Another player I continue to be impressed with is Jhalan Jackson, who now has his batting average up to .232. Since May he’s finally been able to stay above .200 after staying around .175-.190 up until then.
Jhalan is a big guy, like Aaron Judge, he struggles with anything below the waist, and he’ll carry a high strikeout ratio along with it. However, in my first Tampa Yankees Notes of the season I stated how he was working the count extremely better, not always drawing the walk, but making the pitcher work instead of going down on one or two ball counts.
With that, he’s hit .303 in his last 10 games and is now working himself in nicely to High-A ball. Jhalan has other tools besides his tremendous power. He tracks balls down exceptionally in right-field, and his arm is very underrated. There’s no rush to Jhalan’s season, he’ll be able to work on his patience and eye at the plate in High-A throughout the year. He’s another interesting player to look at, his progress won’t be seen primarily on the stat sheets, but the adjustments are starting to show on the field for him.

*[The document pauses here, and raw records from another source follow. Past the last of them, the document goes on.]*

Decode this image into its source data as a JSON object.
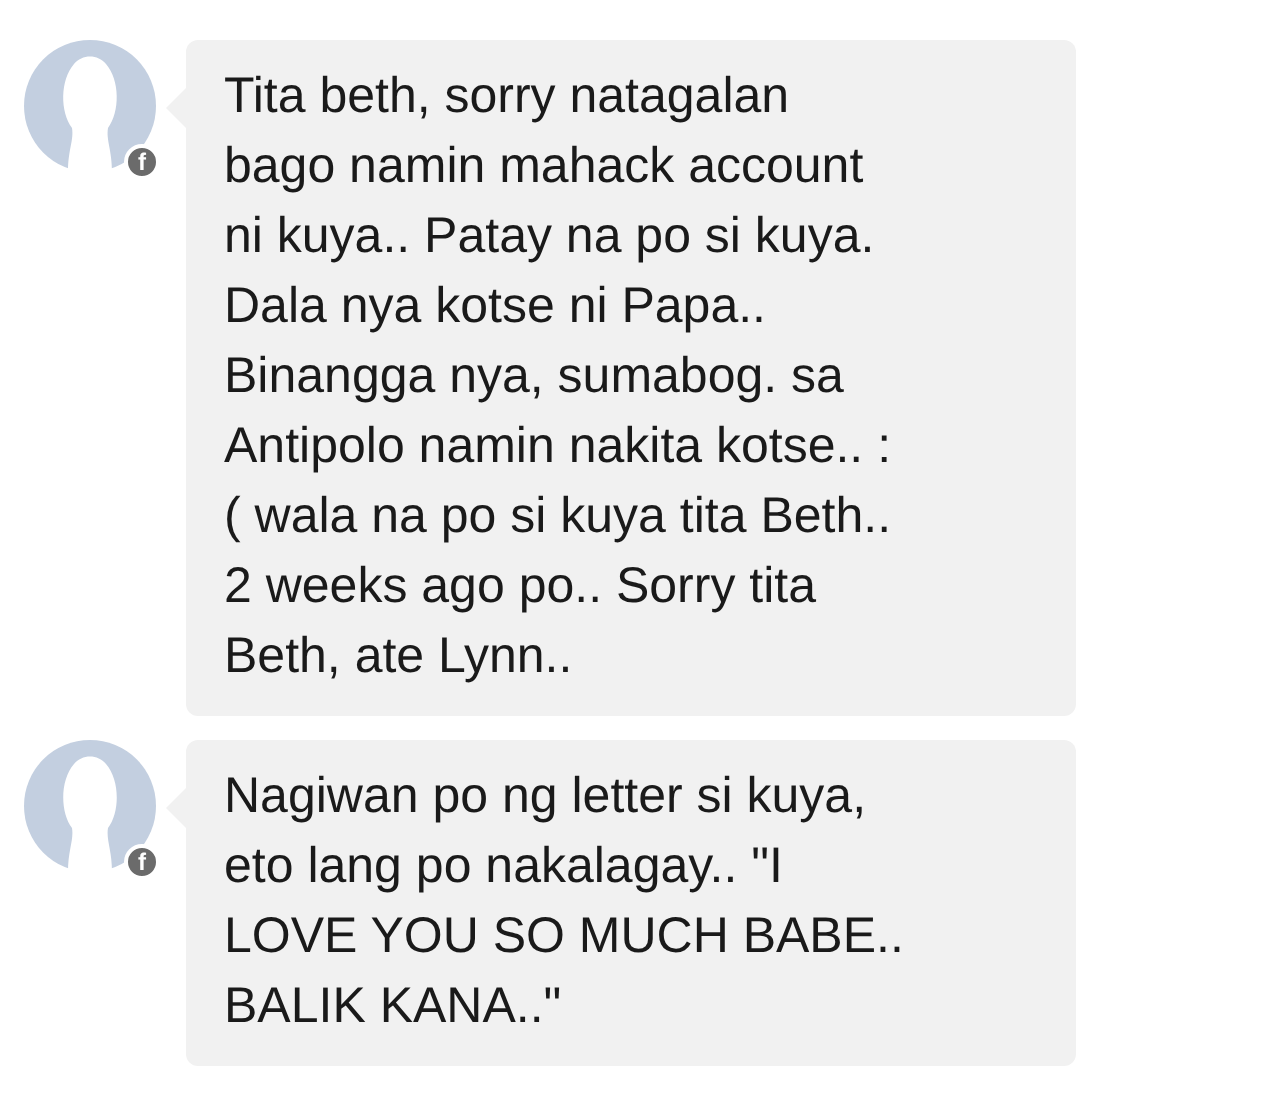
{
  "messages": [
    {
      "badge": "f",
      "text": "Tita beth, sorry natagalan\nbago namin mahack account\nni kuya.. Patay na po si kuya.\nDala nya kotse ni Papa..\nBinangga nya, sumabog. sa\nAntipolo namin nakita kotse.. :\n( wala na po si kuya tita Beth..\n2 weeks ago po.. Sorry tita\nBeth, ate Lynn.."
    },
    {
      "badge": "f",
      "text": "Nagiwan po ng letter si kuya,\neto lang po nakalagay.. \"I\nLOVE YOU SO MUCH BABE..\nBALIK KANA..\""
    }
  ]
}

As for pitching, which has been strong for Tampa, in fact, best in the FSL, it’s been their saving grace to equal out an inconsistent offense. Tampa leads the Florida State League in ERA (2.83), they’re the only team with an ERA below 3.00. They also have given up the least amount of earned runs (103), lead in WHIP (1.13), and are third in walks with just 93.
The Yankees rotation has been mixed around quite a lot aside from Domingo Acevedo, Ian Clarkin, Josh Rogers, and Taylor Widener. Erik Swanson (one of the players received in the trade for Carlos Beltran) has fit into the rotation nicely making three starts so far giving up just two runs through 17 innings pitched.
Clarkin still holds an ERA below 3.00 (2.15). However, he finds himself currently on the DL. There’s no update on his injury right now, but it is apparently just a 7-day stint.
Josh Rogers continues to stick around a 3.00 ERA after 39 innings pitched this season. With Clarkin’s injuries, Acevedo inconsistency, and Albert Abreu still on the DL, Rogers (just as last season) continues to be Tampa’s most reliable pitcher. Swanson and Rogers are proving to be a solid pair of starters for Tampa if Clarkin and Abreu can come back and continue their success Tampa will really have a strong rotation in the next couple of weeks.
I’ve noted that this team (with the current roster) is built for second half success. Not many of them are going to hit Trenton this season, Polo, possibly Solak (but not anytime soon), Mateo is anyone’s guess, Rogers can be on his way at any point, Acevedo is still working on a lot of things, and some bullpen guys are really the only ones who have a chance to be promoted any time this season.
It’s better to look at who will be joining Tampa from Low-A Charleston as the most enticing part when thinking about second half success. For now, this is a very young team finding their way, compared to this time last season having Mike Ford, Billy Fleming, Abiatal Avelino, Miguel Andujar, all guys who were already on the cusp of hitting Trenton as is.
As Scranton/Wilkes-Barre and Trenton play musical chairs, this Tampa team will, for the most part, get to grow together without any huge expectations over their heads.